May 14, 2018  (Web Review)

The Hallelujah Trail

Olive, 155 min., not rated, DVD: $24.99, Blu-ray: $29.99

Reviewer rating: 2.0/4

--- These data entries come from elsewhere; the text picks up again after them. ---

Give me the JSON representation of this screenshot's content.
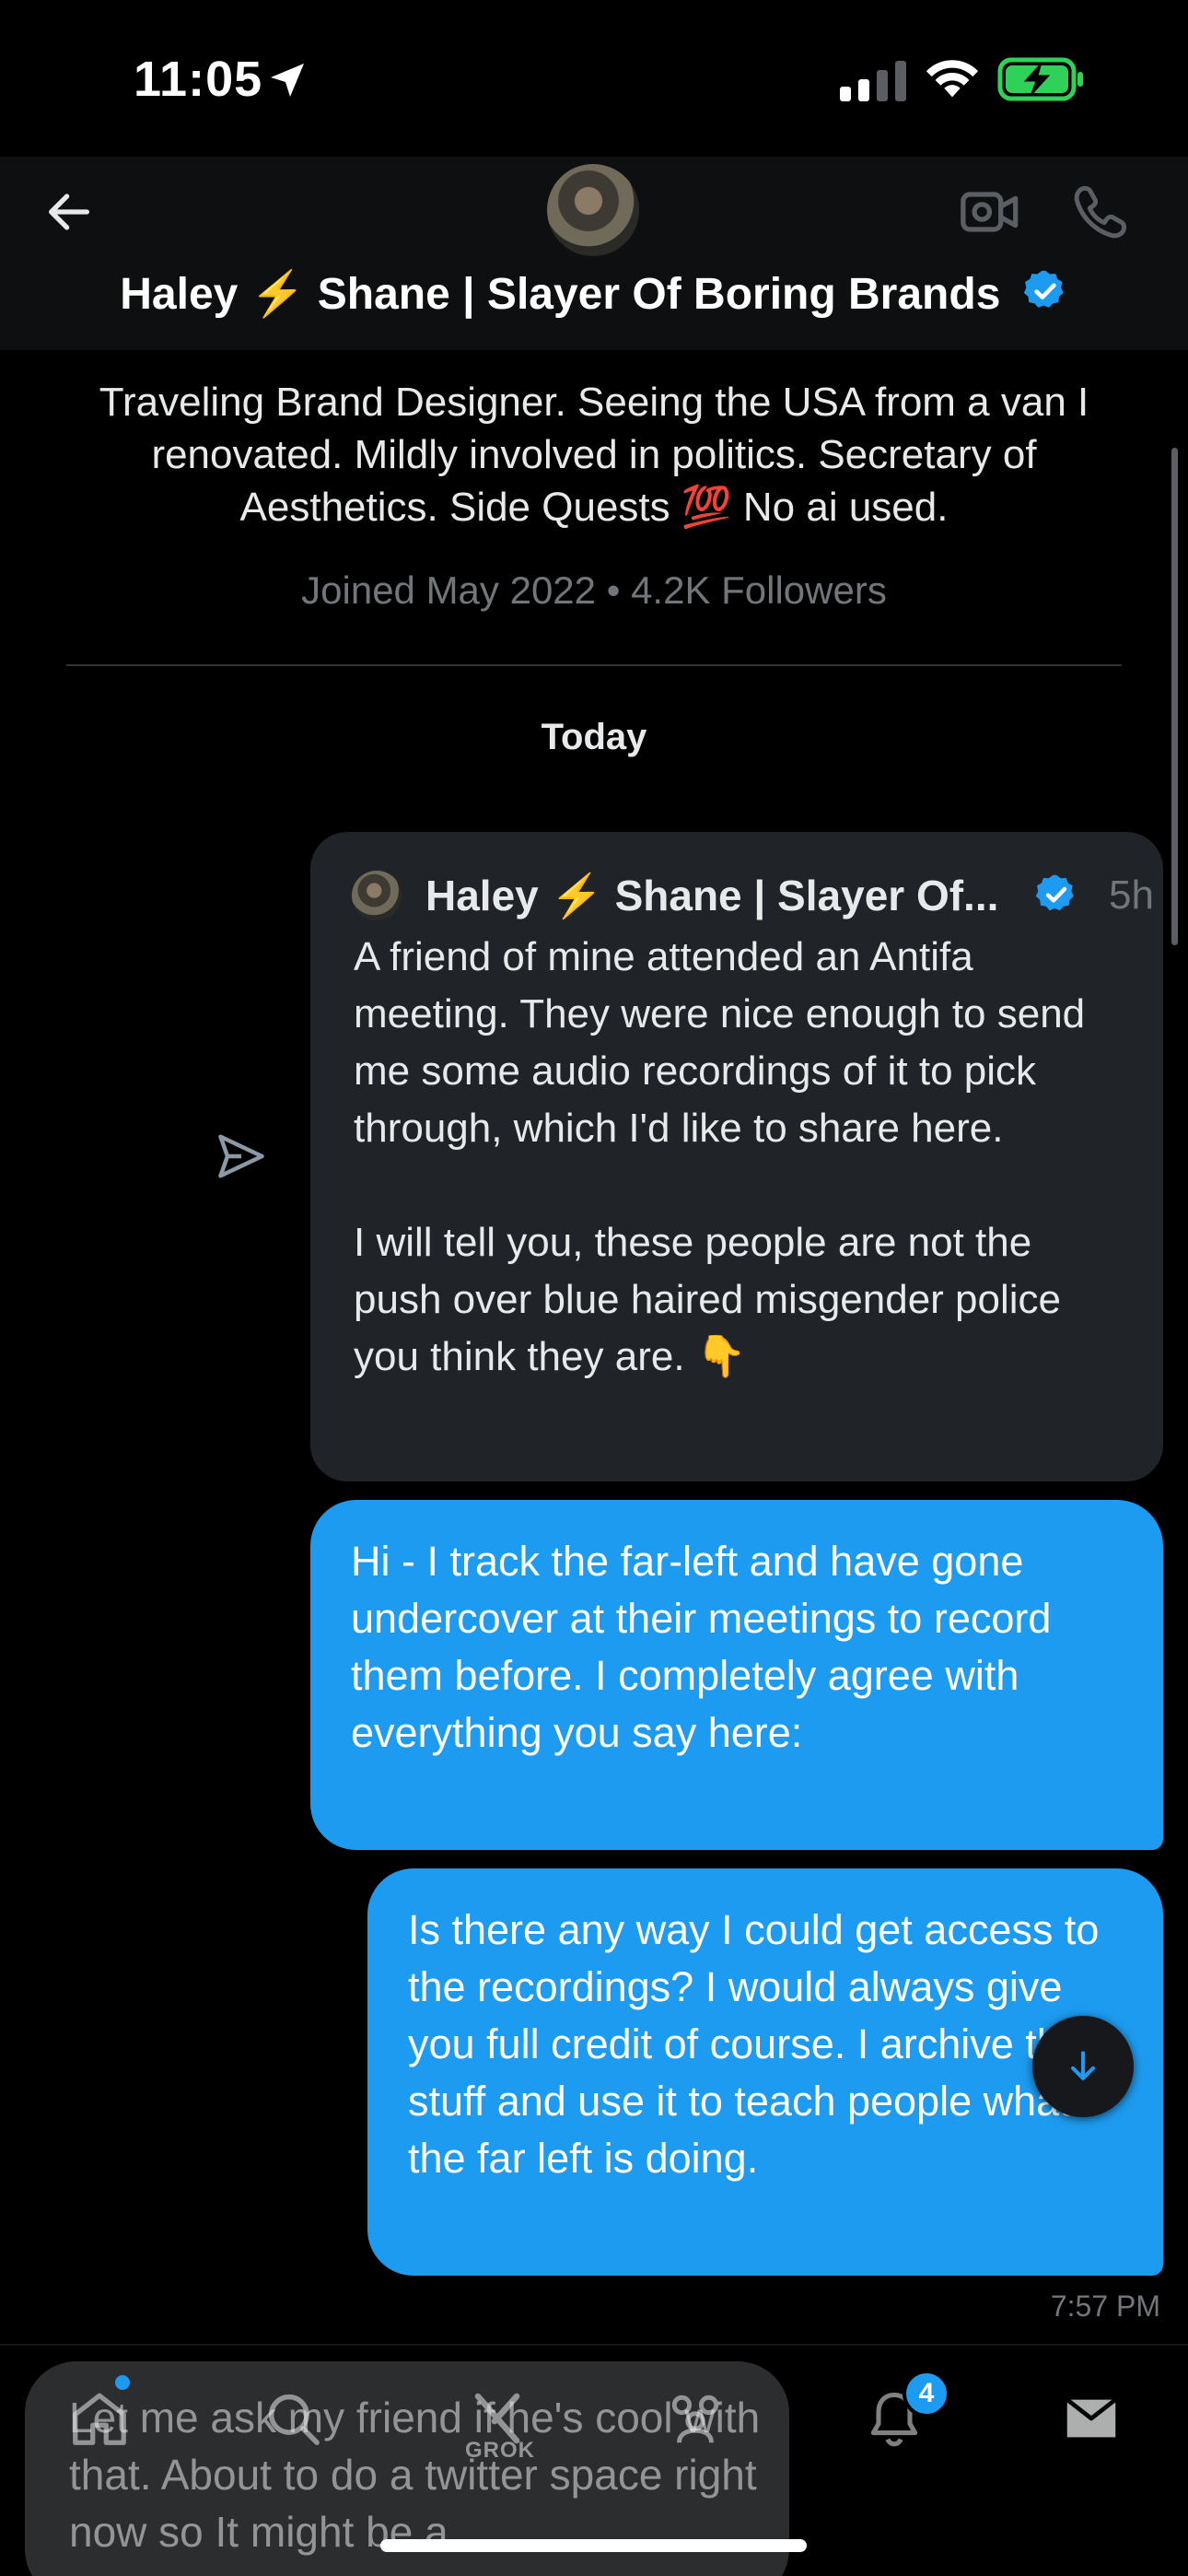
{
  "status_bar": {
    "time": "11:05"
  },
  "header": {
    "name": "Haley ⚡️ Shane | Slayer Of Boring Brands"
  },
  "profile": {
    "bio": "Traveling Brand Designer. Seeing the USA from a van I renovated. Mildly involved in politics. Secretary of Aesthetics. Side Quests 💯 No ai used.",
    "meta": "Joined May 2022 • 4.2K Followers"
  },
  "conversation": {
    "date_label": "Today",
    "shared_post": {
      "author": "Haley ⚡️ Shane | Slayer Of...",
      "age": "5h",
      "text": "A friend of mine attended an Antifa meeting. They were nice enough to send me some audio recordings of it to pick through, which I'd like to share here.\n\nI will tell you, these people are not the push over blue haired misgender police you think they are.  👇"
    },
    "messages": [
      {
        "text": "Hi - I track the far-left and have gone undercover at their meetings to record them before. I completely agree with everything you say here:"
      },
      {
        "text": "Is there any way I could get access to the recordings? I would always give you full credit of course. I archive this stuff and use it to teach people what the far left is doing."
      }
    ],
    "last_time": "7:57 PM"
  },
  "composer": {
    "draft_text": "Let me ask my friend if he's cool with that. About to do a twitter space right now so It might be a"
  },
  "tab_bar": {
    "grok_label": "GROK",
    "notifications_count": "4"
  },
  "colors": {
    "accent": "#1d9bf0",
    "card": "#202327",
    "background": "#000000",
    "muted": "#71767b"
  }
}
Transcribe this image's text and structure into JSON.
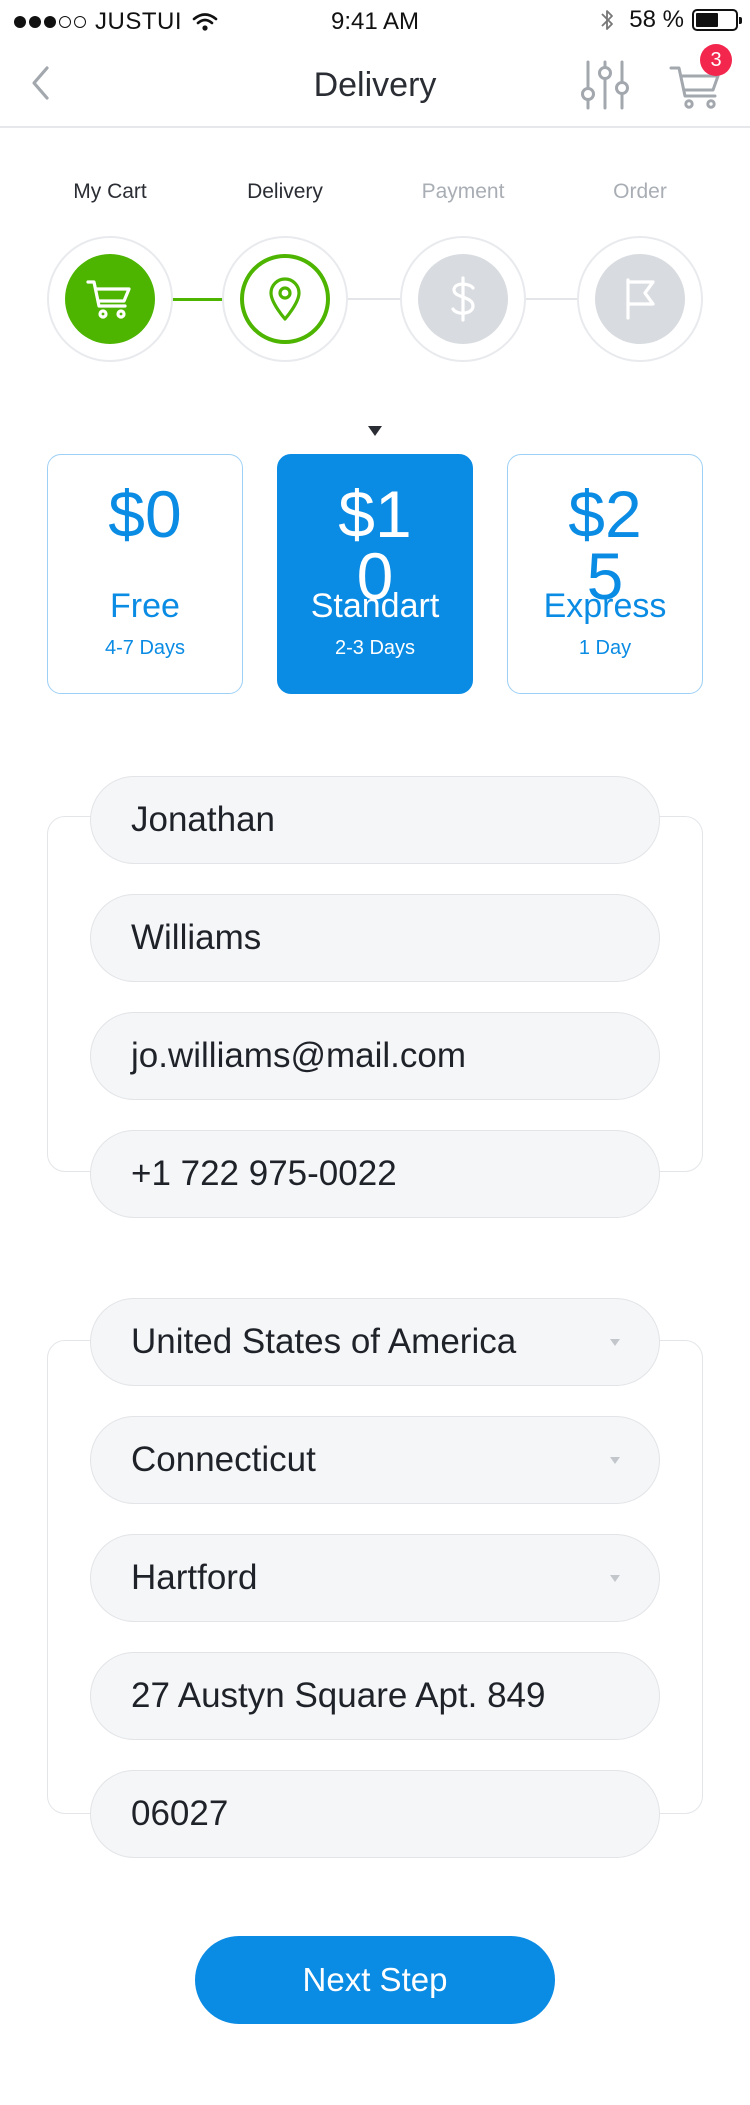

Action director and Western veteran John Sturges is out of his element in this lumbering 1965 comedy—a big budget mix of wagon train epic, slapstick, and free-for-all action that seems to aim for the scope of It’s a Mad, Mad, Mad, Mad World. Burt Lancaster stars as a cavalry officer accompanying a wagon train full of whisky that is headed for Denver, and Lee Remick is the spirited temperance leader who leads her followers (including Pamela Tiffin as Lancaster’s daughter) into Indian country to intercept the shipment. The story also sends an Indian raiding party (made up of white actors like Martin Landau playing offensive stereotypes in redface makeup), striking Irish teamsters, and a Denver citizen’s committee (led by Brian Keith) into the desert, where all collide in a blinding dust storm. Featuring hundreds of actors and extras, the massive production was shot in Ultra Panavision 70, an expensive process reserved for spectacles, but while Sturges does indeed deliver impressive action set pieces his approach to comedy is broad and cartoonish, with outsized slapstick performances from the likes of Donald Pleasence as a whisky-soused tracker. Lancaster manages to maintain a modicum of dignity and Remick embraces her role as a passionate reformer, while costar Jim Hutton is amiable as the young second in command, but the film was a flop upon release and only looks worse with age due to its clownish stereotypes and thin story. Presented in its 155-minute version (10 minutes short of the complete roadshow cut) with the overture, this is not a necessary purchase. (S. Axmaker)